it's the end of the blog as we know it - and I feel fine

Blogging has come a long way through the early days of the internet. But for one veteran blogger he can see that things have changed...

by Mark Allen

Remember way back in 2005? It was only a decade ago.

We started to realised the true horror of the tsunami, George W Bush was stating his 2nd term in the USA, but social media as we know it today was just a glint in Mark Zuckerberg’s eye. 

Social media was just for geeks and ‘blogs’ and ‘citizen journalism’ were the next big thing (despite having been around for years)

Well I shall let you into a secret. Blogging probably saved my life. But even I think it is past its sell by date in 2014.

It was like a supernova that burned brightly, briefly and then fizzled (or the Xmas pudding we had on 25 December) – I can imagine Prof Brian Cox describing the process in a few years, or perhaps that is a D:Ream too far! 

In 2004/5 I was waiting for a double lung transplant. I was attached to oxygen 24/7 and scraping a living as a freelance journalist after returning from living/working in Korea. I remember reading online about ‘blogs’ and being intreagued. 

I started one up (you can see the archive at http://transplantwait.blogspot.com) – My blog suddenly took off as it chronicled my fight to survive long enough to get a transplant. 

Perhaps one of the people who read it and got on the Organ Donor Register was one the one who’s lungs I got. 

I wrote an article for The Express and Star on blogging – it was one of these new words like ‘selfie’ is now, at the time -(typically I had to virtually threaten court action to be paid for it) went on BBC Radio WM talking about it and it even led to articles in Women’s Magazines and an MP3 diary.  Google ads on my blog gave me a sid line income too! 

It seemed for a while everyone wanted to write an online diary. People followed the people they knew or had an interest in, or could relate to. 

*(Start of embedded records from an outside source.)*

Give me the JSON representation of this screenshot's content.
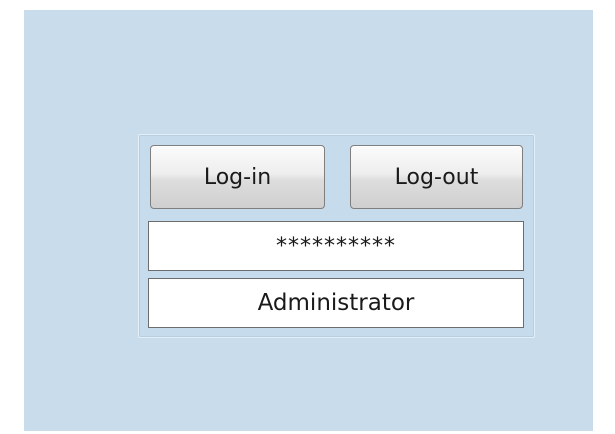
{
  "login_panel": {
    "login_button_label": "Log-in",
    "logout_button_label": "Log-out",
    "password_value": "**********",
    "user_value": "Administrator"
  },
  "colors": {
    "background": "#c8dcec",
    "field_background": "#ffffff",
    "button_gradient_top": "#fbfbfb",
    "button_gradient_bottom": "#cfcfcf"
  }
}
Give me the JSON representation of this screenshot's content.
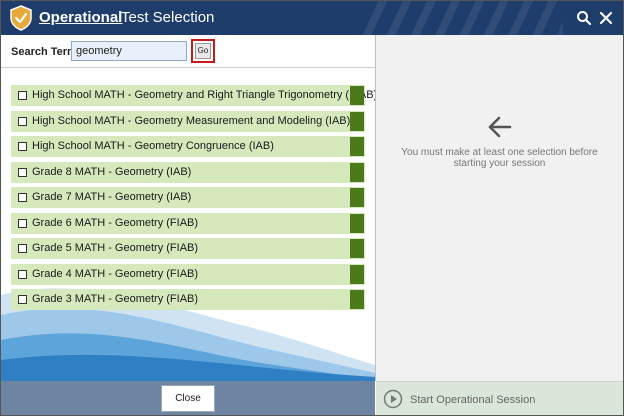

People commented on them and few forward looking councils had their great and good talking about what they did. 

Then the meanings got fuzzy. Suddenly radio shows were doing ‘blogs’ – which were more like best of streams or just websites and were often more interactive. 

Things were developing. I still kept writing, my recovery, the rejection, the recovery the long term health issues etc, celebrities I me. Significant life points, like representing my country and table tennis.. And later about my job as press/media officer at a council 

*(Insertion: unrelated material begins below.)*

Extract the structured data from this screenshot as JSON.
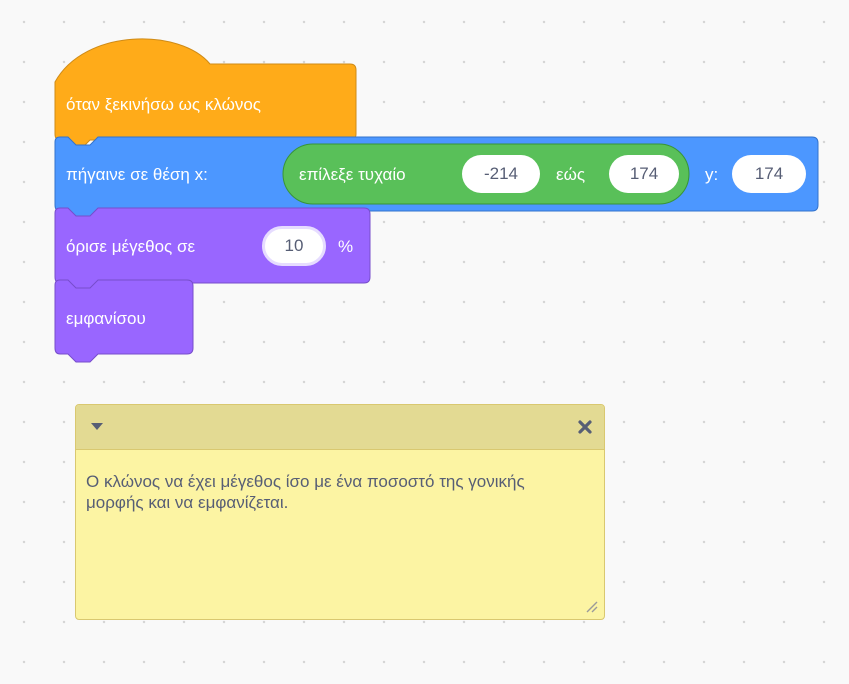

Then of course came Facebook and Twitter for every man (and his cyber dog)… This changed the nature of the game (and the fame). 

We didn’t need to blog what we did over the last week or when we had something interesting to say. We just put it on Myspace, then Facebook and then Twitter. The photos left Blogspot and morhped to Instagram.

Our collective updates were more effective than a blog as they could be done immediately and people could react instantly. 

The so-called citizen journalists didn’t really materialise (with the exception perhaps of some urban centres). These were going to be the new hyper-local wedges to fill gaps left by retreating traditional media. 

But now people just re-Tweet or re-post news from traditional sources like BBC News, national or local newspapers websites or trusted journalists. While the citizens often start inaccurate rumours or get into hot-water over libel. 

There seems to be no more new news sources, just regurgitation. 

What happened to the brave new world? It still exists where people want to expand on the short updated allowed on Twitter. 

But in the same way The Big Breakfast worked out we wanted our news short and sweet and The Sun realised it needed to talk in the language of the people. The times (if not The Times) are a changing and blogs I feel have fallen by the wayside. 

I still have affection for them – and some I follow are insightful and amusing – but in an age we know most of what we want from people’s social media posts, are they more a niche market than mass communication tool? Perhaps I have missed the point. Perhaps I should write about it on my blog! 

Mark is Press/Media/PR officer at Halton Borough Council in Cheshire.